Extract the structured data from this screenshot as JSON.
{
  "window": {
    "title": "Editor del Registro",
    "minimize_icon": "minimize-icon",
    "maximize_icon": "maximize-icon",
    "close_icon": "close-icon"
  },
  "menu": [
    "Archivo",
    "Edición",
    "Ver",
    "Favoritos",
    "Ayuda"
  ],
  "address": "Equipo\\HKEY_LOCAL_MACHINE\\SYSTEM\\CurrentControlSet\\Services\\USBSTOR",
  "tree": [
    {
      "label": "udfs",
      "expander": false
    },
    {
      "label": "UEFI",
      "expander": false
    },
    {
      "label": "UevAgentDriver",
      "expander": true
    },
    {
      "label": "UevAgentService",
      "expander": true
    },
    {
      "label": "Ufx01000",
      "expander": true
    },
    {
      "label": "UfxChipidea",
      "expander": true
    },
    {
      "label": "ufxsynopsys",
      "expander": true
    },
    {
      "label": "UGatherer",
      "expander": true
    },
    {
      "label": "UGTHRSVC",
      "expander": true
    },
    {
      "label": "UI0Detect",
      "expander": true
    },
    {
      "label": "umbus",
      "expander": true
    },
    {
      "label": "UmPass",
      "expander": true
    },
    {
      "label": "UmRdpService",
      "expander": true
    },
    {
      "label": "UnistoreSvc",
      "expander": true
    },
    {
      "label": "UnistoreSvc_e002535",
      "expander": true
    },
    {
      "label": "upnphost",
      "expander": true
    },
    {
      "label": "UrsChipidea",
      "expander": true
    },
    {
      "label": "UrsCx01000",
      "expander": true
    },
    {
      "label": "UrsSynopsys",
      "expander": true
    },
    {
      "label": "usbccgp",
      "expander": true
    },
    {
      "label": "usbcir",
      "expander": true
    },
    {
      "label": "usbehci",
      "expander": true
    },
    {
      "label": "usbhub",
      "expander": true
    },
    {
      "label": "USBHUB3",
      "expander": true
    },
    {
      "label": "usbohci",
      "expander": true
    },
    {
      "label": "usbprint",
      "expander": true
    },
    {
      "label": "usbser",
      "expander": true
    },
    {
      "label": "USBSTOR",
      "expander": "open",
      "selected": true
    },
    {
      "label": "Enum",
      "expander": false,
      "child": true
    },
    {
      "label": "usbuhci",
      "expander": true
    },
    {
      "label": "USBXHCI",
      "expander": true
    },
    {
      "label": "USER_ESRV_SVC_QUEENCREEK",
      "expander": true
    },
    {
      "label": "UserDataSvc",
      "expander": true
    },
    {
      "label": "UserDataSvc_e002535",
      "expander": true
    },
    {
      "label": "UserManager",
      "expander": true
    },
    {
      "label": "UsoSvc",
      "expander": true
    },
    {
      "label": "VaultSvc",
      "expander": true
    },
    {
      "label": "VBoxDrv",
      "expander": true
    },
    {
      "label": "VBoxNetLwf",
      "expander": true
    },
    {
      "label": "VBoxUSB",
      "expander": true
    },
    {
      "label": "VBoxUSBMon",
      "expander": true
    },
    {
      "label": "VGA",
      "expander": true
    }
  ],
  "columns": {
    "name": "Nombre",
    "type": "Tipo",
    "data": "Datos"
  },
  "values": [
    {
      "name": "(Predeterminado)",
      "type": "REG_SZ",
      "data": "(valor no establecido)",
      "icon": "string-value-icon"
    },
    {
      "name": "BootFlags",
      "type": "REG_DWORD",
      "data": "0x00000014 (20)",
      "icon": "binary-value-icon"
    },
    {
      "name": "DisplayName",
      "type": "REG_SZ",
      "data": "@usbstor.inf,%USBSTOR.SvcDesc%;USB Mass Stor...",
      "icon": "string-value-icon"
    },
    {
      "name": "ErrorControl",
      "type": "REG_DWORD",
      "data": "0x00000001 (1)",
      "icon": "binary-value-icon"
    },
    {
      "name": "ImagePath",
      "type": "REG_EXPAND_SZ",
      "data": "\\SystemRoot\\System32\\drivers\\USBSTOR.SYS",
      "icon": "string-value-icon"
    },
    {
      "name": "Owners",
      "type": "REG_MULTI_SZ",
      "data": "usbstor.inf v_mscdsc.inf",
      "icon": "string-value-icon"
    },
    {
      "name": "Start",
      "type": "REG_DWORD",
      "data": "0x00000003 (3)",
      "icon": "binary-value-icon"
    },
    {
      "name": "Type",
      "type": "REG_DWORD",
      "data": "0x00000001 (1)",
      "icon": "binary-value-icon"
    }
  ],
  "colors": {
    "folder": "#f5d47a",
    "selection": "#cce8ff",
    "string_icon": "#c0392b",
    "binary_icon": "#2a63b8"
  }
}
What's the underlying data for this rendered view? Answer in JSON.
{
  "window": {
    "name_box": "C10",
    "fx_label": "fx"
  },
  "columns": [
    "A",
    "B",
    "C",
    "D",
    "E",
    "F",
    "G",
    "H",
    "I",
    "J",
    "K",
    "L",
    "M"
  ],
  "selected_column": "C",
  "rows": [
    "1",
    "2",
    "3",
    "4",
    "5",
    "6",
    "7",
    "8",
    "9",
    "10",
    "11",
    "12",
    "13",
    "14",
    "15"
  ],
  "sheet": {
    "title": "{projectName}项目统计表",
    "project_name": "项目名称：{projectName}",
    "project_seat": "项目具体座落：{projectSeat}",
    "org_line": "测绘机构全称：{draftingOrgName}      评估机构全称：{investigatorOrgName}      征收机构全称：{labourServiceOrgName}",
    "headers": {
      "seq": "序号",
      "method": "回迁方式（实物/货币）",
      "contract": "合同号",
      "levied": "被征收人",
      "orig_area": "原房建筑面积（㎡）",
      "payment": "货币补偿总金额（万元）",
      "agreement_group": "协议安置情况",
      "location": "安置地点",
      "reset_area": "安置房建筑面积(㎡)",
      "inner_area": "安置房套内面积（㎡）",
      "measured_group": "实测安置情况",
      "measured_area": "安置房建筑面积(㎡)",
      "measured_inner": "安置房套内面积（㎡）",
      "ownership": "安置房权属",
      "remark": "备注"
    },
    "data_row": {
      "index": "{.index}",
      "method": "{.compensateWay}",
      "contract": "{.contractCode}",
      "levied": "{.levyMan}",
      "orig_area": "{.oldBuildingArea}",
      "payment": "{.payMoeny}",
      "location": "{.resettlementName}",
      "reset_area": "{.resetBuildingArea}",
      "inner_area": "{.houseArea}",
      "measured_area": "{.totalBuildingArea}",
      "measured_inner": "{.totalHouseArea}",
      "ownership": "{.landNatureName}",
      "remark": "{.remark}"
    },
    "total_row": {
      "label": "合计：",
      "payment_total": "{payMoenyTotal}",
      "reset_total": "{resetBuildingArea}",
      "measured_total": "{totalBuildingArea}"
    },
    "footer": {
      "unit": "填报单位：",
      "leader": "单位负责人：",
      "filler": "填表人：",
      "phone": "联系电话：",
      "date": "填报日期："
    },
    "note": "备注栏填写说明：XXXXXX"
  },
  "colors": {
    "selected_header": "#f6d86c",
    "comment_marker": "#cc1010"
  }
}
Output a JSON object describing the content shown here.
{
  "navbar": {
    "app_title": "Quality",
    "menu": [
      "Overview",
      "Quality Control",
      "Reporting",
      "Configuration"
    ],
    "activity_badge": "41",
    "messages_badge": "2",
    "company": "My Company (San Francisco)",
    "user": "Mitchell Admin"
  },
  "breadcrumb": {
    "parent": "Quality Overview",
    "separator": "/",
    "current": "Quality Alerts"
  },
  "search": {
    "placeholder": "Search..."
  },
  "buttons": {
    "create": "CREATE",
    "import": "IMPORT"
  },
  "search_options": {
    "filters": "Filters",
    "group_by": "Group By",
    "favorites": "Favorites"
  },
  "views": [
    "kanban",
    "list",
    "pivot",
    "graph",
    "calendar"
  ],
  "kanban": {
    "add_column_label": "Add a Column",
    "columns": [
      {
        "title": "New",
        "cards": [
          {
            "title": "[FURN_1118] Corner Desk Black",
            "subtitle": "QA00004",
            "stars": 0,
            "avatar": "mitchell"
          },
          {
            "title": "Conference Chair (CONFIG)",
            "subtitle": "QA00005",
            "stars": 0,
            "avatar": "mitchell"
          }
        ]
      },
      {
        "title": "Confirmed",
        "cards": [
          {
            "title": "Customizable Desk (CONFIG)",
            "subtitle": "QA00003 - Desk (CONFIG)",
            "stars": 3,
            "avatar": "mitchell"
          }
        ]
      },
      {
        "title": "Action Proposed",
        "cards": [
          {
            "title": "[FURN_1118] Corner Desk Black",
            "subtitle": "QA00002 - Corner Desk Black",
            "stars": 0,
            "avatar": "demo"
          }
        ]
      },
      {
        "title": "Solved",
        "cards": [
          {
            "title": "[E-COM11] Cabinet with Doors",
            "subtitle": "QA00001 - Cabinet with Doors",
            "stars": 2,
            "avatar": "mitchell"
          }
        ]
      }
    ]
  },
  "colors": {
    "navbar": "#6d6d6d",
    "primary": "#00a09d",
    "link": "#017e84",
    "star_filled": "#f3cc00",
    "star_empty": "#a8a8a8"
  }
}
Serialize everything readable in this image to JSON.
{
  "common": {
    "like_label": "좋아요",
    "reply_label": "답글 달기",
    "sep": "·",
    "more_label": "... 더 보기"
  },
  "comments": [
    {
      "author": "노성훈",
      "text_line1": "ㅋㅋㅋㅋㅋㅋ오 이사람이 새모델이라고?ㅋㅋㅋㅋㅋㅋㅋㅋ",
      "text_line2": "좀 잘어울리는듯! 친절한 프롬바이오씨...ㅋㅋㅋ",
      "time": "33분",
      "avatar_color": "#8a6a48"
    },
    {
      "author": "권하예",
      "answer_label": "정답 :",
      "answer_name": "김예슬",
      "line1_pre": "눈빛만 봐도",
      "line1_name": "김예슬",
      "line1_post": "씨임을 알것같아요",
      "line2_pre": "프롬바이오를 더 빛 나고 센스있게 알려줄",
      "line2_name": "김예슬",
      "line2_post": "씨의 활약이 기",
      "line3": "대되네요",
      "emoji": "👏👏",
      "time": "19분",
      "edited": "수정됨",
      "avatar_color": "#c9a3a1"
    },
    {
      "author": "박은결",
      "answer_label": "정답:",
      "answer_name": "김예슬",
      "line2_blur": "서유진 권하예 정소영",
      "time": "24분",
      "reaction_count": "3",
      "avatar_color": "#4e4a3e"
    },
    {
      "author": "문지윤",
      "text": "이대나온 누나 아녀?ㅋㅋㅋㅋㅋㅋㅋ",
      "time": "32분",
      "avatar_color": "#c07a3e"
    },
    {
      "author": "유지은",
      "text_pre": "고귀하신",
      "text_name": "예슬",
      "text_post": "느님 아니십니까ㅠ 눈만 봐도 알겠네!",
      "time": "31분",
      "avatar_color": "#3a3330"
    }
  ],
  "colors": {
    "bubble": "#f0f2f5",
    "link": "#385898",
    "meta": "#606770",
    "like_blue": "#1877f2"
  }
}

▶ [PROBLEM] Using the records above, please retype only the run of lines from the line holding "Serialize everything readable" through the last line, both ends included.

▶ [PROBLEM SOLUTION]
Serialize everything readable in this image to JSON.
{
  "common": {
    "like_label": "좋아요",
    "reply_label": "답글 달기",
    "sep": "·",
    "more_label": "... 더 보기"
  },
  "comments": [
    {
      "author": "노성훈",
      "text_line1": "ㅋㅋㅋㅋㅋㅋ오 이사람이 새모델이라고?ㅋㅋㅋㅋㅋㅋㅋㅋ",
      "text_line2": "좀 잘어울리는듯! 친절한 프롬바이오씨...ㅋㅋㅋ",
      "time": "33분",
      "avatar_color": "#8a6a48"
    },
    {
      "author": "권하예",
      "answer_label": "정답 :",
      "answer_name": "김예슬",
      "line1_pre": "눈빛만 봐도",
      "line1_name": "김예슬",
      "line1_post": "씨임을 알것같아요",
      "line2_pre": "프롬바이오를 더 빛 나고 센스있게 알려줄",
      "line2_name": "김예슬",
      "line2_post": "씨의 활약이 기",
      "line3": "대되네요",
      "emoji": "👏👏",
      "time": "19분",
      "edited": "수정됨",
      "avatar_color": "#c9a3a1"
    },
    {
      "author": "박은결",
      "answer_label": "정답:",
      "answer_name": "김예슬",
      "line2_blur": "서유진 권하예 정소영",
      "time": "24분",
      "reaction_count": "3",
      "avatar_color": "#4e4a3e"
    },
    {
      "author": "문지윤",
      "text": "이대나온 누나 아녀?ㅋㅋㅋㅋㅋㅋㅋ",
      "time": "32분",
      "avatar_color": "#c07a3e"
    },
    {
      "author": "유지은",
      "text_pre": "고귀하신",
      "text_name": "예슬",
      "text_post": "느님 아니십니까ㅠ 눈만 봐도 알겠네!",
      "time": "31분",
      "avatar_color": "#3a3330"
    }
  ],
  "colors": {
    "bubble": "#f0f2f5",
    "link": "#385898",
    "meta": "#606770",
    "like_blue": "#1877f2"
  }
}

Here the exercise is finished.